[Opening RECORDS SUPPLIED section]

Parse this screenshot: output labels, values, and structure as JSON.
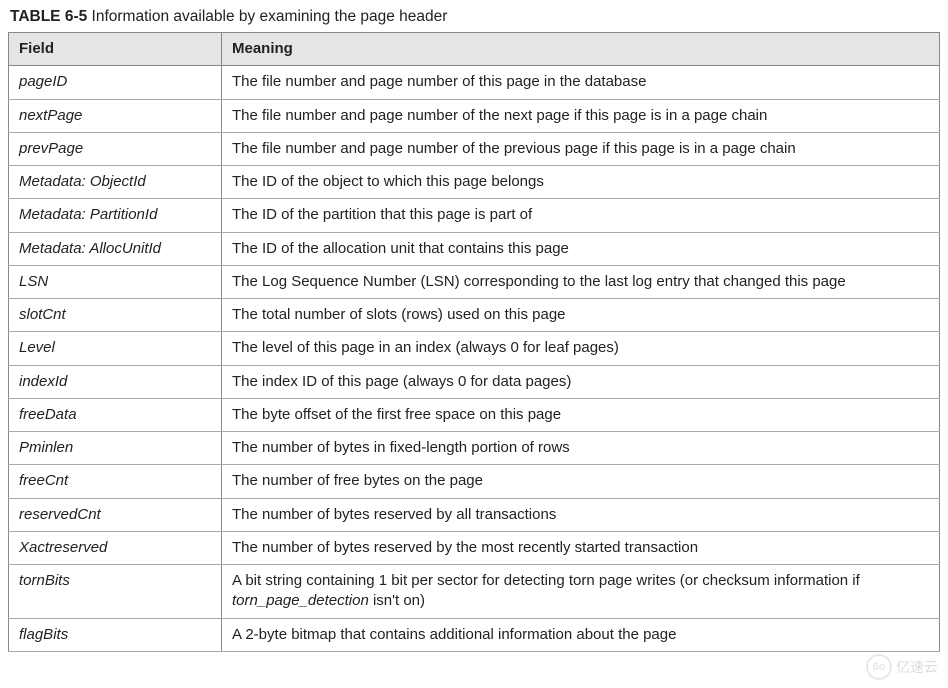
{
  "caption": {
    "label": "TABLE 6-5",
    "text": "Information available by examining the page header"
  },
  "columns": {
    "field": "Field",
    "meaning": "Meaning"
  },
  "rows": [
    {
      "field": "pageID",
      "meaning": "The file number and page number of this page in the database"
    },
    {
      "field": "nextPage",
      "meaning": "The file number and page number of the next page if this page is in a page chain"
    },
    {
      "field": "prevPage",
      "meaning": "The file number and page number of the previous page if this page is in a page chain"
    },
    {
      "field": "Metadata: ObjectId",
      "meaning": "The ID of the object to which this page belongs"
    },
    {
      "field": "Metadata: PartitionId",
      "meaning": "The ID of the partition that this page is part of"
    },
    {
      "field": "Metadata: AllocUnitId",
      "meaning": "The ID of the allocation unit that contains this page"
    },
    {
      "field": "LSN",
      "meaning": "The Log Sequence Number (LSN) corresponding to the last log entry that changed this page"
    },
    {
      "field": "slotCnt",
      "meaning": "The total number of slots (rows) used on this page"
    },
    {
      "field": "Level",
      "meaning": "The level of this page in an index (always 0 for leaf pages)"
    },
    {
      "field": "indexId",
      "meaning": "The index ID of this page (always 0 for data pages)"
    },
    {
      "field": "freeData",
      "meaning": "The byte offset of the first free space on this page"
    },
    {
      "field": "Pminlen",
      "meaning": "The number of bytes in fixed-length portion of rows"
    },
    {
      "field": "freeCnt",
      "meaning": "The number of free bytes on the page"
    },
    {
      "field": "reservedCnt",
      "meaning": "The number of bytes reserved by all transactions"
    },
    {
      "field": "Xactreserved",
      "meaning": "The number of bytes reserved by the most recently started transaction"
    },
    {
      "field": "tornBits",
      "meaning_html": "A bit string containing 1 bit per sector for detecting torn page writes (or checksum information if <span class=\"em\">torn_page_detection</span> isn't on)"
    },
    {
      "field": "flagBits",
      "meaning": "A 2-byte bitmap that contains additional information about the page"
    }
  ],
  "watermark": {
    "logo": "6o",
    "text": "亿速云"
  }
}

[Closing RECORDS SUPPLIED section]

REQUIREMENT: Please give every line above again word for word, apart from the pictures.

RESULT:
Parse this screenshot: output labels, values, and structure as JSON.
{
  "caption": {
    "label": "TABLE 6-5",
    "text": "Information available by examining the page header"
  },
  "columns": {
    "field": "Field",
    "meaning": "Meaning"
  },
  "rows": [
    {
      "field": "pageID",
      "meaning": "The file number and page number of this page in the database"
    },
    {
      "field": "nextPage",
      "meaning": "The file number and page number of the next page if this page is in a page chain"
    },
    {
      "field": "prevPage",
      "meaning": "The file number and page number of the previous page if this page is in a page chain"
    },
    {
      "field": "Metadata: ObjectId",
      "meaning": "The ID of the object to which this page belongs"
    },
    {
      "field": "Metadata: PartitionId",
      "meaning": "The ID of the partition that this page is part of"
    },
    {
      "field": "Metadata: AllocUnitId",
      "meaning": "The ID of the allocation unit that contains this page"
    },
    {
      "field": "LSN",
      "meaning": "The Log Sequence Number (LSN) corresponding to the last log entry that changed this page"
    },
    {
      "field": "slotCnt",
      "meaning": "The total number of slots (rows) used on this page"
    },
    {
      "field": "Level",
      "meaning": "The level of this page in an index (always 0 for leaf pages)"
    },
    {
      "field": "indexId",
      "meaning": "The index ID of this page (always 0 for data pages)"
    },
    {
      "field": "freeData",
      "meaning": "The byte offset of the first free space on this page"
    },
    {
      "field": "Pminlen",
      "meaning": "The number of bytes in fixed-length portion of rows"
    },
    {
      "field": "freeCnt",
      "meaning": "The number of free bytes on the page"
    },
    {
      "field": "reservedCnt",
      "meaning": "The number of bytes reserved by all transactions"
    },
    {
      "field": "Xactreserved",
      "meaning": "The number of bytes reserved by the most recently started transaction"
    },
    {
      "field": "tornBits",
      "meaning_html": "A bit string containing 1 bit per sector for detecting torn page writes (or checksum information if <span class=\"em\">torn_page_detection</span> isn't on)"
    },
    {
      "field": "flagBits",
      "meaning": "A 2-byte bitmap that contains additional information about the page"
    }
  ],
  "watermark": {
    "logo": "6o",
    "text": "亿速云"
  }
}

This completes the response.